Pretty accurate to say I devoured this novel and now I find myself in the same position as before, eagerly awaiting to see what happens next to Spensa. That said, the wait feels just a tad more frustrating this time around, as Cytonic really feels like it’s more of a side-adventure (something you’d see in the novellas set in the same universe) rather than the next main entry in the story.

Again, it takes place entirely in this new location, eschewing the larger conflict that erupted in the previous novel. On top of that, the story is comprised almost entirely of new characters. To be fair, that was much the case with the previous novel as well, but being set in the Nowhere, there’s a distinct disconnect between these new characters and the story on the whole. It’s implied they plan on staying in that area, and might not have any other impact on the remainder of the series.

Plus, most of the plot really revolves on Spensa’s internal struggles as well as her learning more about her powers. These are pretty necessary moments, and the bit of history/lore we gain along the way will most definitely have an important impact on the bigger story of the series. In terms of THIS novel, however, it feels like little more than set-up for the future.

It feels like a hard thing to complain about, or hold against the story. Cytonic is still very much an engaging tale, but it’s the most noticeable book in the series to feel like it’s just a stepping stone. It doesn’t work as well on its own, sitting apart from the franchise, and it’s setup makes it feel like the bigger story is happening somewhere else entirely.

All that said, if you’ve been digging the series so far, or are looking to fill your holiday reading with some Science Fiction, I strongly encourage you to pick Cytonic up. The characters are a blast, the story keeps you hooked, and the action remains top-notch. While I would have liked to no more about the bigger conflict going on, it’s another fun novel in a series shaping up to be something epic.

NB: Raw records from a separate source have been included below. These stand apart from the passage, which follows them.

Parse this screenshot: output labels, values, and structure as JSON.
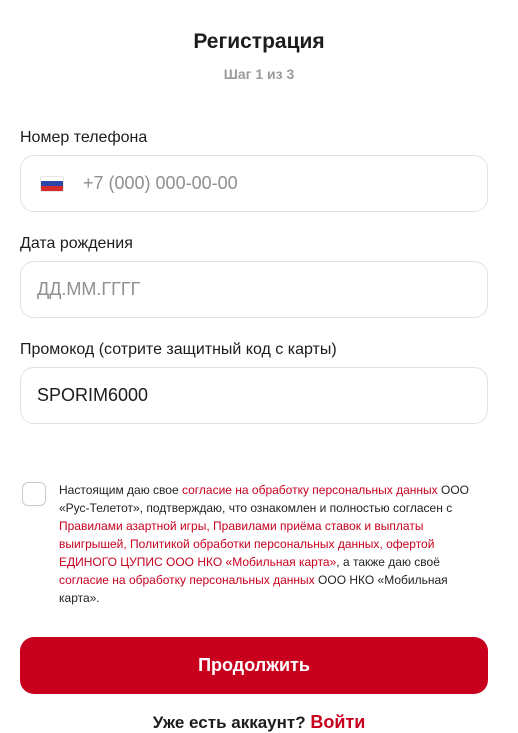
{
  "header": {
    "title": "Регистрация",
    "step": "Шаг 1 из 3"
  },
  "phone": {
    "label": "Номер телефона",
    "placeholder": "+7 (000) 000-00-00",
    "country_flag": "russia-flag-icon"
  },
  "birthdate": {
    "label": "Дата рождения",
    "placeholder": "ДД.ММ.ГГГГ"
  },
  "promo": {
    "label": "Промокод (сотрите защитный код с карты)",
    "value": "SPORIM6000"
  },
  "consent": {
    "checked": false,
    "t1": "Настоящим даю свое ",
    "l1": "согласие на обработку персональных данных",
    "t2": " ООО «Рус-Телетот», подтверждаю, что ознакомлен и полностью согласен с ",
    "l2": "Правилами азартной игры, Правилами приёма ставок и выплаты выигрышей, Политикой обработки персональных данных, офертой ЕДИНОГО ЦУПИС ООО НКО «Мобильная карта»",
    "t3": ", а также даю своё ",
    "l3": "согласие на обработку персональных данных",
    "t4": " ООО НКО «Мобильная карта»."
  },
  "actions": {
    "continue_label": "Продолжить",
    "have_account": "Уже есть аккаунт?",
    "login_label": "Войти"
  },
  "colors": {
    "accent": "#c8001e",
    "muted": "#9a9a9a",
    "border": "#e2e2e2"
  }
}
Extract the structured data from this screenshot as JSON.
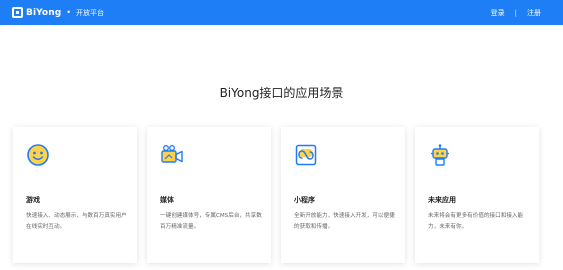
{
  "header": {
    "brand": "BiYong",
    "subtitle": "开放平台",
    "login_label": "登录",
    "separator": "|",
    "register_label": "注册",
    "accent_color": "#1e7ef5"
  },
  "section_title": "BiYong接口的应用场景",
  "cards": [
    {
      "icon": "smiley-face-icon",
      "title": "游戏",
      "description": "快速接入、动态展示，与数百万真实用户在线实时互动。"
    },
    {
      "icon": "video-camera-icon",
      "title": "媒体",
      "description": "一键创建媒体号，专属CMS后台，共享数百万精准流量。"
    },
    {
      "icon": "link-app-icon",
      "title": "小程序",
      "description": "全新开放能力，快速接入开发，可以便捷的获取和传播。"
    },
    {
      "icon": "robot-icon",
      "title": "未来应用",
      "description": "未来将会有更多有价值的接口和接入能力，未来有你。"
    }
  ]
}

Previous articleReflecting on Two Decades of Adventure with One Piece
Next articlePeacock Gives MacGruber Series a December Release Date
Jordan Maison
Editor-in-Chief: Writer and cartoonist who went to college for post-production, he now applies his love of drawing, movie analysis, filmmaking, video games, and martial arts into writing.